I finally left Ontario - the longest province - and reached Montreal. As soon as I entered Quebec I noticed a lot more bicyclists. Quebec is the province of bicyclists (I knew this before since most of the bicyclists I have encountered on my trip have been from Quebec province).
The province of Quebec has a lot of bike routes and paths and if there is a province that I would focus on for a mini bike trip then it would be Quebec as it is very bicyclist friendly and beautiful.
Today I biked along the 338 highway and then later along a bike path parallel to a small river. Eventually the path ended and the 338 veered north towards the bridges leading into Montreal (never knew it was on an island before today). In this area I met a group of professional cyclists that were biking fast towards Montreal. I joined their convoy and kept behind them.
One of the bicyclists in the convoy was Germaine. We started talking and he learned that I was biking cross Canada. Germaine was in his 70s and had previously biked across Canada and was a big fan of bike touring. He invited me to stay at his place for the night.
I hung out with Germaine and his family. He showed me his bike collection. He had a Giant bike that he used to tour cross Canada and other places around the world. The bike had clocked around 70000. In addition, he was restoring racing bikes from the 60s. He was impressed by my Canadian Tire bike.
In the afternoon, I left my stuff at Germaine's and biked out to visit Montreal downtown. A 30-40km ride one way. I biked along the southern shore of the island on the road. There was a bike path there as well, but I stuck to the road as the speed limit was 30km/h and I was peaking at 40km/h most of the time and passing all the cars. The neighbourhood was beautiful, but this is probably because shoreline properties are expensive.

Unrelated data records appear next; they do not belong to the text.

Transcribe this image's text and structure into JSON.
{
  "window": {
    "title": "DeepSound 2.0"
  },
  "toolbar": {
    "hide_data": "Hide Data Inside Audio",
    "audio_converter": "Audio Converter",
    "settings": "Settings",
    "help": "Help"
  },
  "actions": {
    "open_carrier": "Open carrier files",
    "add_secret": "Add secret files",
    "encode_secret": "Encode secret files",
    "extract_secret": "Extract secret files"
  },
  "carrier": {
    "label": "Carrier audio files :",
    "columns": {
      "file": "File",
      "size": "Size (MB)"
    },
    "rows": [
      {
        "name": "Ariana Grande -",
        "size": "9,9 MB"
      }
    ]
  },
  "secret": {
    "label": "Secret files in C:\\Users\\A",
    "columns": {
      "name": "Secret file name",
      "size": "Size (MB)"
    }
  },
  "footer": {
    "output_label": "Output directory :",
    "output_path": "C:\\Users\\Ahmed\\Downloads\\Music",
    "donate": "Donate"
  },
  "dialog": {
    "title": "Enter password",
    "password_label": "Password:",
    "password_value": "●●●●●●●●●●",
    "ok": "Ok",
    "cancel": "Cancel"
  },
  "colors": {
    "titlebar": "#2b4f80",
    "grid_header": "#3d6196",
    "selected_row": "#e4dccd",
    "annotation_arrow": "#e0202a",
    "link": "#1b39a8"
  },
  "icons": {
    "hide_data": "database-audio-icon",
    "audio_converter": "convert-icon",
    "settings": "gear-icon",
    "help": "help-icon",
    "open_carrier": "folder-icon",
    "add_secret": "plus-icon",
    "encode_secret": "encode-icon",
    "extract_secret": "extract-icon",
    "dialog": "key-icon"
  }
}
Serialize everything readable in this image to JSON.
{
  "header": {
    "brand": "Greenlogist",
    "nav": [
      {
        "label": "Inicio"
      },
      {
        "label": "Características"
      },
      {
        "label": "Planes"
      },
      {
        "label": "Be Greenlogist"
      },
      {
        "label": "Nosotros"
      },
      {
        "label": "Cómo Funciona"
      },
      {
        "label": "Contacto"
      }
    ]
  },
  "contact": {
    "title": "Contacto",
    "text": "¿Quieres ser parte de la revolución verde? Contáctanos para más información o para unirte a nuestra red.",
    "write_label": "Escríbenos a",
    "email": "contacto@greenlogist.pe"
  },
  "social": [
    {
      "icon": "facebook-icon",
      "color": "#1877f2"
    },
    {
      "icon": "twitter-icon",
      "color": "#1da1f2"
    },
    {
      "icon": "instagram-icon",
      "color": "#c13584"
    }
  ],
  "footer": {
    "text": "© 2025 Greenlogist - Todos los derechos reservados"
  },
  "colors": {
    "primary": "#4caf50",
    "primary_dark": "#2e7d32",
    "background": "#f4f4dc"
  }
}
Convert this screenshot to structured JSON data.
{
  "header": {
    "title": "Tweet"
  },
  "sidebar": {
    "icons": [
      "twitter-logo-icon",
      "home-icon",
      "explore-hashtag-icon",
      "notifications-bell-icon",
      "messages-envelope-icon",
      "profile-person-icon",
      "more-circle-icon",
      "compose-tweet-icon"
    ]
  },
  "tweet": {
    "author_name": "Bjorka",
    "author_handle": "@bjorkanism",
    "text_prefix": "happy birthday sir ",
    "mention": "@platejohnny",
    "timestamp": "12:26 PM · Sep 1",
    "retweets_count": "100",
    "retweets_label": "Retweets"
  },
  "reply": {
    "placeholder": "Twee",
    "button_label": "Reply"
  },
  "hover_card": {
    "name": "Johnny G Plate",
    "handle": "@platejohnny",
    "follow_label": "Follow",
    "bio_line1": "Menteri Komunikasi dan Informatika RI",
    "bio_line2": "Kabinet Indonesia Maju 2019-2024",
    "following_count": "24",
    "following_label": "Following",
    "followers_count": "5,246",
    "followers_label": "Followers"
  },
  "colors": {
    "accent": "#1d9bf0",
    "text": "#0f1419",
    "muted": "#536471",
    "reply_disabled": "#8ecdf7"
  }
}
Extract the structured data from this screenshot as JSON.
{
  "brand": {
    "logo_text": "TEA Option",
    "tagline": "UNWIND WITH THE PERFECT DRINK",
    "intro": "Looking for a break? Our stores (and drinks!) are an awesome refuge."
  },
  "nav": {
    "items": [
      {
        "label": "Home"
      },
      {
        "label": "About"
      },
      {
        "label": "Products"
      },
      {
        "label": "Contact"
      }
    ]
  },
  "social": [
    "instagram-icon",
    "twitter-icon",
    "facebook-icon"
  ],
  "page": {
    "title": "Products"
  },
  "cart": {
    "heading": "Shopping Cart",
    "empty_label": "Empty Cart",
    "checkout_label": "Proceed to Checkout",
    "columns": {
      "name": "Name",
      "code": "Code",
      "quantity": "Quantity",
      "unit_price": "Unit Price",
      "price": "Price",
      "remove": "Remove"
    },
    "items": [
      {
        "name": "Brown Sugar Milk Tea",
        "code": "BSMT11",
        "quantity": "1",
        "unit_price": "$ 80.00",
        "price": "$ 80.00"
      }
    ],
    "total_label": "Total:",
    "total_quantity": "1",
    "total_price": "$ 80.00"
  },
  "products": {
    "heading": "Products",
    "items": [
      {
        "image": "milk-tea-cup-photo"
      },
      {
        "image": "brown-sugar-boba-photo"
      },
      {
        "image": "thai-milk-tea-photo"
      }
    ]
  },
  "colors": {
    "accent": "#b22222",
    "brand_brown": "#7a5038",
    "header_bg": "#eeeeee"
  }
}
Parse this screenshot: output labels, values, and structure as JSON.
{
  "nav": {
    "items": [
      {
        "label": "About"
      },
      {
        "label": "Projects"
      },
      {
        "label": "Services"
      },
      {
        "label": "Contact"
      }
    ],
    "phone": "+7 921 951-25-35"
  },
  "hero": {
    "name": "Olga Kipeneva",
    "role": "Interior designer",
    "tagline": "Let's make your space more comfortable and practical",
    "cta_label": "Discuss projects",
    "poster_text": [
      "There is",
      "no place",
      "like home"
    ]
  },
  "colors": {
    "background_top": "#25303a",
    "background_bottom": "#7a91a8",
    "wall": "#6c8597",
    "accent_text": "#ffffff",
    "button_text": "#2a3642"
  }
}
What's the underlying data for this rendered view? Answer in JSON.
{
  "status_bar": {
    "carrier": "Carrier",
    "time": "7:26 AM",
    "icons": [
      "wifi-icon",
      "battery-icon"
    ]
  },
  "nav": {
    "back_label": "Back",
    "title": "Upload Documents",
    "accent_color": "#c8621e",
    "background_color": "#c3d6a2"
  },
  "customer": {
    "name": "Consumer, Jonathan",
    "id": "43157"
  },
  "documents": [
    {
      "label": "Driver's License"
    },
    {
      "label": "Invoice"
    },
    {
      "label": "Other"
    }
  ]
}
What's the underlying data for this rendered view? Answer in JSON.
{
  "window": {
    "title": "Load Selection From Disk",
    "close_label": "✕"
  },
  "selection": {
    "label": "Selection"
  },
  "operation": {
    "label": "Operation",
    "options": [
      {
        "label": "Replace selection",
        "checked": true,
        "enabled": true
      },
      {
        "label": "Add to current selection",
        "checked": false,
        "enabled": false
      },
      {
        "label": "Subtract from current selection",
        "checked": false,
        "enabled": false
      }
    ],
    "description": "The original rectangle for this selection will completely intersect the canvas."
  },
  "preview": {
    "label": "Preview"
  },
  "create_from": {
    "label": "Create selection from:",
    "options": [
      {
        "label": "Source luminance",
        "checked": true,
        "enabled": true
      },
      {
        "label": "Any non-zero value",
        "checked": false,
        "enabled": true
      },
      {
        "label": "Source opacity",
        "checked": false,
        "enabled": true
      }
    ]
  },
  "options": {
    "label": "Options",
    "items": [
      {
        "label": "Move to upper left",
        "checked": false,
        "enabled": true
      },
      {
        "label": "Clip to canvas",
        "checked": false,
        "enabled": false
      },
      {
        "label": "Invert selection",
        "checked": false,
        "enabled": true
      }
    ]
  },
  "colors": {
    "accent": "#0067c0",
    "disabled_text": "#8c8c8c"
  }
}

I was biking fast and at times aggressive as I wanted to be seen. At one point a driver was seeking to make a left turn onto the road I was on while I had priority. With no one behind me, I wanted to make sure I was seen so I moved towards the middle of the lane instead of the side for a short bit. This forced the driver to wait further on his left turn and by the time he merged he had pulled down his window and was swearing at me and even tried to push me off the road with his car. Not a good example of defensive riding on my part. Today's evening bike ride was all adrenaline and fast speed. My legs were a little sore for the next couple of days despite me biking all the way from Vancouver.
The city was of Montreal was very beautiful and I was very very impressed. There were many bike paths and the city seemed bicycle friendly. Lots of people out in the city enjoying the weather and the bike paths. The downtown area of Montreal reminded me of Toronto - the colour schemes and design of some buildings. However, Montreal did not seem as crowded as Toronto was and had more historic buildings and statues.
I couldn't stay in Montreal downtown and explore for too long as I had another 40km to bike back to Germaine's. Biking in the dark on the bike paths is very beautiful and interesting. This was one of my most favourite parts of the ride.
I had a wonderful shower and food at Germaine's. We talked about travel and life. Germaine was older and very healthy. He crossed Canada by bike in his 60s. He biked a lot, but he was noticing how we was getting weaker. He still could crush on the flat ground, but hills were getting harder and harder and his muscles smaller. Throughout the conversation he mentioned a few times 'if I was your age' and then the thought would trail off and be left incomplete. Does everyone get these thoughts at the end of the journey? I think yes as nostalgia seems inevitable unless you lose your memory. However, can the thoughts be minimized or positively transformed?
I was very grateful for hospitality. It was very kind and inspiring. Thank you Germaine!